Dataset records
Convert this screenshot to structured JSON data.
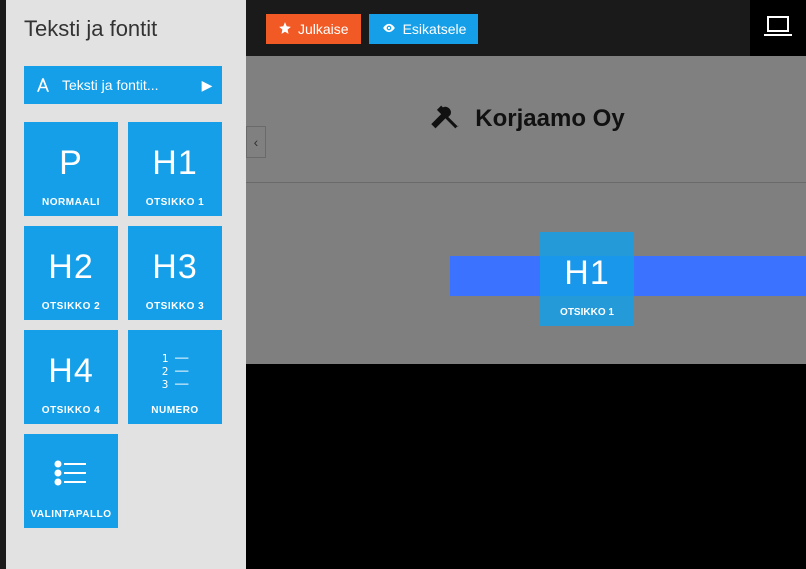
{
  "topbar": {
    "publish_label": "Julkaise",
    "preview_label": "Esikatsele"
  },
  "sidebar": {
    "title": "Teksti ja fontit",
    "dropdown_label": "Teksti ja fontit...",
    "tiles": [
      {
        "glyph": "P",
        "caption": "NORMAALI"
      },
      {
        "glyph": "H1",
        "caption": "OTSIKKO 1"
      },
      {
        "glyph": "H2",
        "caption": "OTSIKKO 2"
      },
      {
        "glyph": "H3",
        "caption": "OTSIKKO 3"
      },
      {
        "glyph": "H4",
        "caption": "OTSIKKO 4"
      },
      {
        "glyph": "numlist",
        "caption": "NUMERO"
      },
      {
        "glyph": "bulletlist",
        "caption": "VALINTAPALLO"
      }
    ]
  },
  "canvas": {
    "site_title": "Korjaamo Oy",
    "drag_preview": {
      "glyph": "H1",
      "caption": "OTSIKKO 1"
    }
  }
}
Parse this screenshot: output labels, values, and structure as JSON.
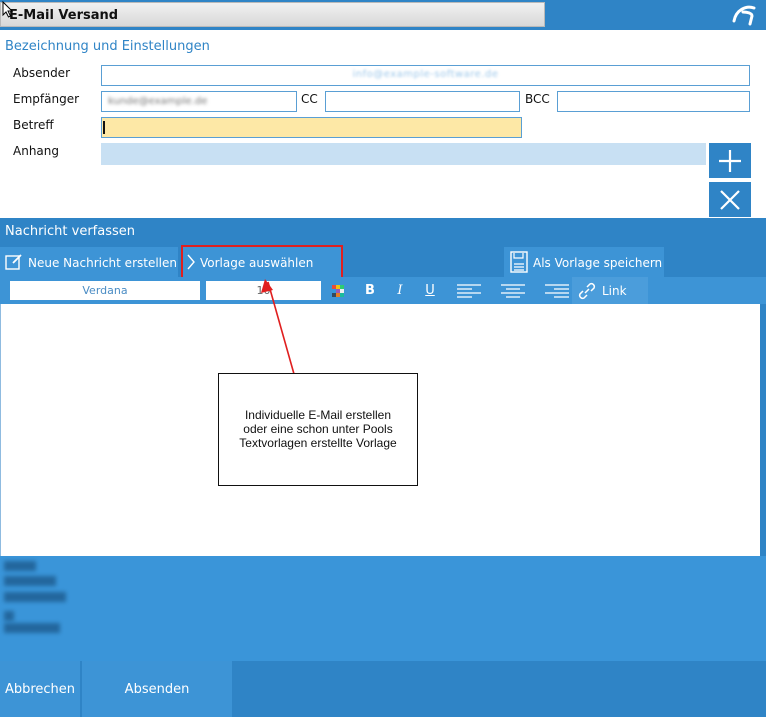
{
  "window": {
    "title": "E-Mail Versand"
  },
  "settings": {
    "heading": "Bezeichnung und Einstellungen",
    "sender_label": "Absender",
    "sender_value": "info@example-software.de",
    "recipient_label": "Empfänger",
    "recipient_value": "kunde@example.de",
    "cc_label": "CC",
    "cc_value": "",
    "bcc_label": "BCC",
    "bcc_value": "",
    "subject_label": "Betreff",
    "subject_value": "",
    "attachment_label": "Anhang",
    "add_icon": "plus-icon",
    "remove_icon": "close-icon"
  },
  "compose": {
    "heading": "Nachricht verfassen",
    "new_message_label": "Neue Nachricht erstellen",
    "choose_template_label": "Vorlage auswählen",
    "save_template_label": "Als Vorlage speichern",
    "font_value": "Verdana",
    "size_value": "10",
    "bold_label": "B",
    "italic_label": "I",
    "underline_label": "U",
    "link_label": "Link"
  },
  "callout": {
    "line1": "Individuelle E-Mail erstellen",
    "line2": "oder eine schon unter Pools",
    "line3": "Textvorlagen erstellte Vorlage"
  },
  "footer": {
    "cancel_label": "Abbrechen",
    "send_label": "Absenden"
  },
  "colors": {
    "accent": "#2f84c6",
    "subject_bg": "#fde8a6",
    "annotation": "#e01f1f"
  }
}
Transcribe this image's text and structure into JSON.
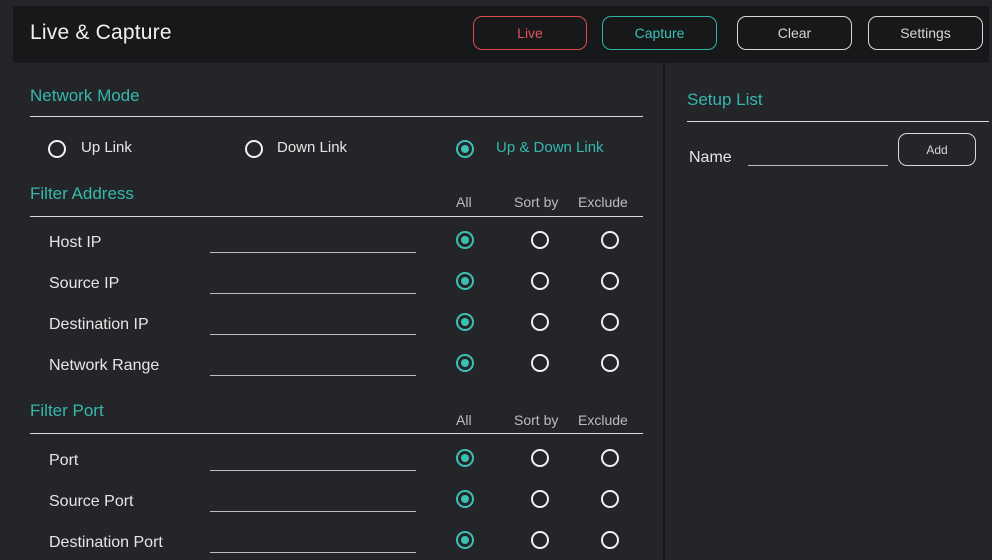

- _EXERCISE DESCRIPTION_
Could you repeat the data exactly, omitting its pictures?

- _REPLY_
Convert this screenshot to structured JSON data.
{
  "topbar": {
    "publish_label": "Julkaise",
    "preview_label": "Esikatsele"
  },
  "sidebar": {
    "title": "Teksti ja fontit",
    "dropdown_label": "Teksti ja fontit...",
    "tiles": [
      {
        "glyph": "P",
        "caption": "NORMAALI"
      },
      {
        "glyph": "H1",
        "caption": "OTSIKKO 1"
      },
      {
        "glyph": "H2",
        "caption": "OTSIKKO 2"
      },
      {
        "glyph": "H3",
        "caption": "OTSIKKO 3"
      },
      {
        "glyph": "H4",
        "caption": "OTSIKKO 4"
      },
      {
        "glyph": "numlist",
        "caption": "NUMERO"
      },
      {
        "glyph": "bulletlist",
        "caption": "VALINTAPALLO"
      }
    ]
  },
  "canvas": {
    "site_title": "Korjaamo Oy",
    "drag_preview": {
      "glyph": "H1",
      "caption": "OTSIKKO 1"
    }
  }
}
Parse this screenshot: output labels, values, and structure as JSON.
{
  "window": {
    "title": "E-Mail Versand"
  },
  "settings": {
    "heading": "Bezeichnung und Einstellungen",
    "sender_label": "Absender",
    "sender_value": "info@example-software.de",
    "recipient_label": "Empfänger",
    "recipient_value": "kunde@example.de",
    "cc_label": "CC",
    "cc_value": "",
    "bcc_label": "BCC",
    "bcc_value": "",
    "subject_label": "Betreff",
    "subject_value": "",
    "attachment_label": "Anhang",
    "add_icon": "plus-icon",
    "remove_icon": "close-icon"
  },
  "compose": {
    "heading": "Nachricht verfassen",
    "new_message_label": "Neue Nachricht erstellen",
    "choose_template_label": "Vorlage auswählen",
    "save_template_label": "Als Vorlage speichern",
    "font_value": "Verdana",
    "size_value": "10",
    "bold_label": "B",
    "italic_label": "I",
    "underline_label": "U",
    "link_label": "Link"
  },
  "callout": {
    "line1": "Individuelle E-Mail erstellen",
    "line2": "oder eine schon unter Pools",
    "line3": "Textvorlagen erstellte Vorlage"
  },
  "footer": {
    "cancel_label": "Abbrechen",
    "send_label": "Absenden"
  },
  "colors": {
    "accent": "#2f84c6",
    "subject_bg": "#fde8a6",
    "annotation": "#e01f1f"
  }
}
Transcribe this image's text and structure into JSON.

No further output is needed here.